━━ EXTRACTED ENTRIES ━━
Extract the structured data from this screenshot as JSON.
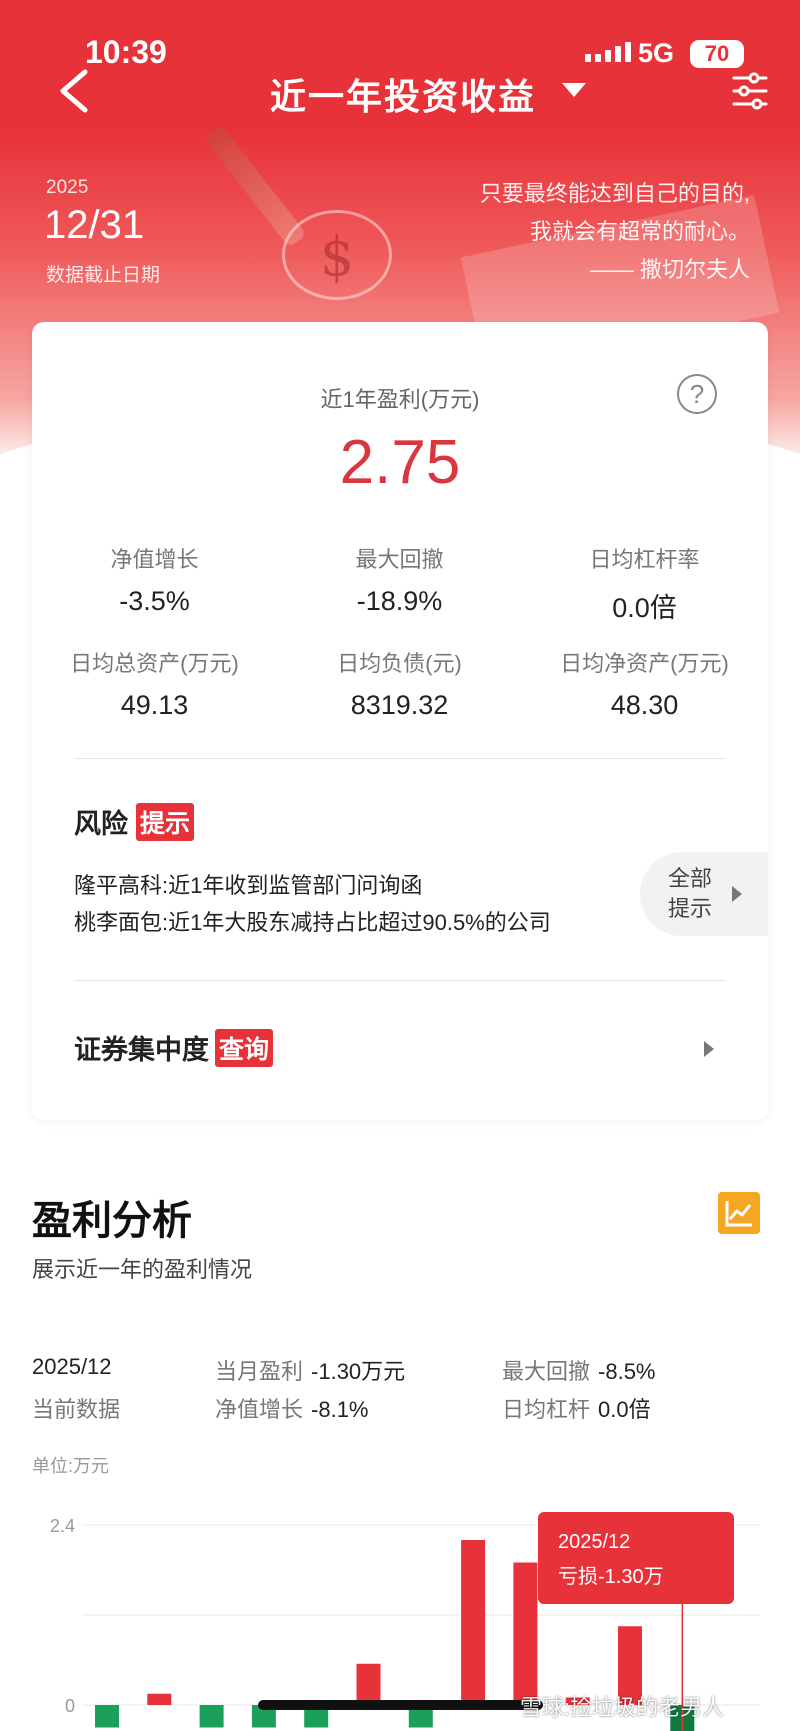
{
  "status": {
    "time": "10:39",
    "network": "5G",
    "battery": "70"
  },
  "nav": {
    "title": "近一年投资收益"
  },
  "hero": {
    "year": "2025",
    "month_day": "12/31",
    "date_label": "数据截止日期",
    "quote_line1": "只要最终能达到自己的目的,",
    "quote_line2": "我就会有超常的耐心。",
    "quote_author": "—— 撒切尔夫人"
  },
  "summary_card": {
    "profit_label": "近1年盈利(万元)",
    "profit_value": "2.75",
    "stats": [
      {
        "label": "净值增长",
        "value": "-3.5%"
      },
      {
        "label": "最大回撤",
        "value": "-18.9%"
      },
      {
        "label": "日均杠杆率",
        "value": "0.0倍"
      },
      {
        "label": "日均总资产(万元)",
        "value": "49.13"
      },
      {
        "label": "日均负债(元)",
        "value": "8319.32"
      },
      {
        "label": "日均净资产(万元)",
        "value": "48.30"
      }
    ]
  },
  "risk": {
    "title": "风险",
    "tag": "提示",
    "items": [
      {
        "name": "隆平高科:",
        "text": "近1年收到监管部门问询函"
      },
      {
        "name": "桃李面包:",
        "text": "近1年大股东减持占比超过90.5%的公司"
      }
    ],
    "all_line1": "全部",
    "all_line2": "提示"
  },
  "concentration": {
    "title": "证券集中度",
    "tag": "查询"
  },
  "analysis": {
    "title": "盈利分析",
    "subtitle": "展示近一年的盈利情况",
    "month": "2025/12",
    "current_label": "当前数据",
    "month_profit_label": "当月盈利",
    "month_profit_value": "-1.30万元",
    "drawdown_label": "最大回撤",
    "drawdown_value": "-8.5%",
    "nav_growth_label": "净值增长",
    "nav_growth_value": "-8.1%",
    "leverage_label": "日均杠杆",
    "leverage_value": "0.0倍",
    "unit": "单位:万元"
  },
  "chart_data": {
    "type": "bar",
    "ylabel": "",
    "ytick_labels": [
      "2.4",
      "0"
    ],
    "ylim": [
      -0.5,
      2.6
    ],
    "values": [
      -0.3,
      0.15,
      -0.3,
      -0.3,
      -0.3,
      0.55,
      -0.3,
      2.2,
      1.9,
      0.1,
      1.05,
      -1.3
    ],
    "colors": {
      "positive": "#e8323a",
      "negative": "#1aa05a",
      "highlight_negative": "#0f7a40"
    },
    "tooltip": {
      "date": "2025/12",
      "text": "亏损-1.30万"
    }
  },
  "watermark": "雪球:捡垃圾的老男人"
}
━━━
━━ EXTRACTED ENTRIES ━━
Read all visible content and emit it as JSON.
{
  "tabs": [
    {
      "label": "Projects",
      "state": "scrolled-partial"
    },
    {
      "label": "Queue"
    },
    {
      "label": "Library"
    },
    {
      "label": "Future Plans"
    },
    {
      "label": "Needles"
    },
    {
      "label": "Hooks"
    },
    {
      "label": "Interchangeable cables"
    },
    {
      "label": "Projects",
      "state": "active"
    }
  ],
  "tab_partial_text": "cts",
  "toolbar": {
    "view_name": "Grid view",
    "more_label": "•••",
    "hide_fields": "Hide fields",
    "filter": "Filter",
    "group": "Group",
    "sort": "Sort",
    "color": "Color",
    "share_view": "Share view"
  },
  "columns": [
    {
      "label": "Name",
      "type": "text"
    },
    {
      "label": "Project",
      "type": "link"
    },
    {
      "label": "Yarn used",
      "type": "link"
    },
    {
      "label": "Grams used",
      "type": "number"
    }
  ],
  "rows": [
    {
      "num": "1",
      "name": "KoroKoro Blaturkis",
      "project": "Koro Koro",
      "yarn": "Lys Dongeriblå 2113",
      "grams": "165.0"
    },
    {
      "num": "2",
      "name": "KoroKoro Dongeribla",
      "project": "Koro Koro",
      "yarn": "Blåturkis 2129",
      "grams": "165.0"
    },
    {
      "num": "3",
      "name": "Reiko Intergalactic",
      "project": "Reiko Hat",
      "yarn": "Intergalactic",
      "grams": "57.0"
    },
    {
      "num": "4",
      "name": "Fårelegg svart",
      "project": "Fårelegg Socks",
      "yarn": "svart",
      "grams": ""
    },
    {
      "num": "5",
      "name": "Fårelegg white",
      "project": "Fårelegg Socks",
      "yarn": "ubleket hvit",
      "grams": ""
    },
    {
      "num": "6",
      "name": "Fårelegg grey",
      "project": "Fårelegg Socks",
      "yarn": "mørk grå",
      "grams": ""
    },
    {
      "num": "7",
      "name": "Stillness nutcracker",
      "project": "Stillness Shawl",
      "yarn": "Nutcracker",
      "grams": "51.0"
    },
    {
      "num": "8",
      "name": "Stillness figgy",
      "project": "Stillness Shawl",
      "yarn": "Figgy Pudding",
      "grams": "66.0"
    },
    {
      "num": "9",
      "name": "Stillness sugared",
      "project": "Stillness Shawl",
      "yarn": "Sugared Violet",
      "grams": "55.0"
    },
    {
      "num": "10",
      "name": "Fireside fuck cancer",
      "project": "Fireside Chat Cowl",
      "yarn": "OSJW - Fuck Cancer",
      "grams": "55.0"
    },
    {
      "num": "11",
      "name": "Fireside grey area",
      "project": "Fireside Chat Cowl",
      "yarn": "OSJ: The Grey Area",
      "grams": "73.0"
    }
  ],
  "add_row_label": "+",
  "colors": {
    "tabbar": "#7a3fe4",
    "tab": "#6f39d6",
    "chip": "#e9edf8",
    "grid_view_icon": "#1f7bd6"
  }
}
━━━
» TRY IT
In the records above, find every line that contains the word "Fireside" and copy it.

» RESULT OF THE TASK
      "name": "Fireside fuck cancer",
      "project": "Fireside Chat Cowl",
      "name": "Fireside grey area",
      "project": "Fireside Chat Cowl",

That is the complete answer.